Requirement → Every entry in the data below needs to be repeated exactly.

Material provided →

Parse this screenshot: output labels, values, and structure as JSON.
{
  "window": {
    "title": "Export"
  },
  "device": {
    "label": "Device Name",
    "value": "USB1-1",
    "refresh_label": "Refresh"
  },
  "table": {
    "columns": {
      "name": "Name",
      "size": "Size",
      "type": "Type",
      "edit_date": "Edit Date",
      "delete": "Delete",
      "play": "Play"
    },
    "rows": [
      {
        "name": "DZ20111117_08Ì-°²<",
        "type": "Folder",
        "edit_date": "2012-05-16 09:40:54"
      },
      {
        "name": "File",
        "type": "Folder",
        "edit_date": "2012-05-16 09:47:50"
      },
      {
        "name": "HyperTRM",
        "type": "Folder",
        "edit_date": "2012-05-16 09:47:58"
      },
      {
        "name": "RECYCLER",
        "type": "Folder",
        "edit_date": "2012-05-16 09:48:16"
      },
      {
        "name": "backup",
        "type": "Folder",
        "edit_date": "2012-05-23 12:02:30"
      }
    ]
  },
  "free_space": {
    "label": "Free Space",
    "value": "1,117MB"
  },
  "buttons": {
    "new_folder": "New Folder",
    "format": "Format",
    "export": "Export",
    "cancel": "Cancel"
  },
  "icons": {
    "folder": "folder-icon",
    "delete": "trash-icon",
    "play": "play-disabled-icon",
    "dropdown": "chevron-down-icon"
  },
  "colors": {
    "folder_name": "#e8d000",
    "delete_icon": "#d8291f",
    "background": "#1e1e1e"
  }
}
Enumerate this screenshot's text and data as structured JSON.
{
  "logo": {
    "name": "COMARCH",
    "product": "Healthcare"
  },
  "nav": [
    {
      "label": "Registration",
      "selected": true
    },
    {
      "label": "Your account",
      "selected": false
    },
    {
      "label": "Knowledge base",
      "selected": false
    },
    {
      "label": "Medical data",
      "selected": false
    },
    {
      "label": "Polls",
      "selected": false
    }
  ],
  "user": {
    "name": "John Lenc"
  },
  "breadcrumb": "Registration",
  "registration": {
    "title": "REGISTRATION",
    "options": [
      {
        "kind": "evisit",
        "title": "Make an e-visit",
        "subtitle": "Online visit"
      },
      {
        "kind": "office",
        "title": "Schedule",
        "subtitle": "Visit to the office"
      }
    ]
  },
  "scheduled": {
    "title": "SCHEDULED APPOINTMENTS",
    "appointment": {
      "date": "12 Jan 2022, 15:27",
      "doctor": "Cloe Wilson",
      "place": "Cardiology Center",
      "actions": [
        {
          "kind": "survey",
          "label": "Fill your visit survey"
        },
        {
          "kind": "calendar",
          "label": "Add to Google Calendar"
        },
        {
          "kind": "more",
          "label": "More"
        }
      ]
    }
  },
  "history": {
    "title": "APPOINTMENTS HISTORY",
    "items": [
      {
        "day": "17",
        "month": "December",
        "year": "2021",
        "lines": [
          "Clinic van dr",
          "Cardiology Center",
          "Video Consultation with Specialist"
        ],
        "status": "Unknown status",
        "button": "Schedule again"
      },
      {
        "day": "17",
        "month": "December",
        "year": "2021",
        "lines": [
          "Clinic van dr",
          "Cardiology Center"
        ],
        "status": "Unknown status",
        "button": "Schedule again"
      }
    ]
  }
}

Task answer →
Parse this screenshot: output labels, values, and structure as JSON.
{
  "window": {
    "title": "Export"
  },
  "device": {
    "label": "Device Name",
    "value": "USB1-1",
    "refresh_label": "Refresh"
  },
  "table": {
    "columns": {
      "name": "Name",
      "size": "Size",
      "type": "Type",
      "edit_date": "Edit Date",
      "delete": "Delete",
      "play": "Play"
    },
    "rows": [
      {
        "name": "DZ20111117_08Ì-°²<",
        "type": "Folder",
        "edit_date": "2012-05-16 09:40:54"
      },
      {
        "name": "File",
        "type": "Folder",
        "edit_date": "2012-05-16 09:47:50"
      },
      {
        "name": "HyperTRM",
        "type": "Folder",
        "edit_date": "2012-05-16 09:47:58"
      },
      {
        "name": "RECYCLER",
        "type": "Folder",
        "edit_date": "2012-05-16 09:48:16"
      },
      {
        "name": "backup",
        "type": "Folder",
        "edit_date": "2012-05-23 12:02:30"
      }
    ]
  },
  "free_space": {
    "label": "Free Space",
    "value": "1,117MB"
  },
  "buttons": {
    "new_folder": "New Folder",
    "format": "Format",
    "export": "Export",
    "cancel": "Cancel"
  },
  "icons": {
    "folder": "folder-icon",
    "delete": "trash-icon",
    "play": "play-disabled-icon",
    "dropdown": "chevron-down-icon"
  },
  "colors": {
    "folder_name": "#e8d000",
    "delete_icon": "#d8291f",
    "background": "#1e1e1e"
  }
}
Enumerate this screenshot's text and data as structured JSON.
{
  "logo": {
    "name": "COMARCH",
    "product": "Healthcare"
  },
  "nav": [
    {
      "label": "Registration",
      "selected": true
    },
    {
      "label": "Your account",
      "selected": false
    },
    {
      "label": "Knowledge base",
      "selected": false
    },
    {
      "label": "Medical data",
      "selected": false
    },
    {
      "label": "Polls",
      "selected": false
    }
  ],
  "user": {
    "name": "John Lenc"
  },
  "breadcrumb": "Registration",
  "registration": {
    "title": "REGISTRATION",
    "options": [
      {
        "kind": "evisit",
        "title": "Make an e-visit",
        "subtitle": "Online visit"
      },
      {
        "kind": "office",
        "title": "Schedule",
        "subtitle": "Visit to the office"
      }
    ]
  },
  "scheduled": {
    "title": "SCHEDULED APPOINTMENTS",
    "appointment": {
      "date": "12 Jan 2022, 15:27",
      "doctor": "Cloe Wilson",
      "place": "Cardiology Center",
      "actions": [
        {
          "kind": "survey",
          "label": "Fill your visit survey"
        },
        {
          "kind": "calendar",
          "label": "Add to Google Calendar"
        },
        {
          "kind": "more",
          "label": "More"
        }
      ]
    }
  },
  "history": {
    "title": "APPOINTMENTS HISTORY",
    "items": [
      {
        "day": "17",
        "month": "December",
        "year": "2021",
        "lines": [
          "Clinic van dr",
          "Cardiology Center",
          "Video Consultation with Specialist"
        ],
        "status": "Unknown status",
        "button": "Schedule again"
      },
      {
        "day": "17",
        "month": "December",
        "year": "2021",
        "lines": [
          "Clinic van dr",
          "Cardiology Center"
        ],
        "status": "Unknown status",
        "button": "Schedule again"
      }
    ]
  }
}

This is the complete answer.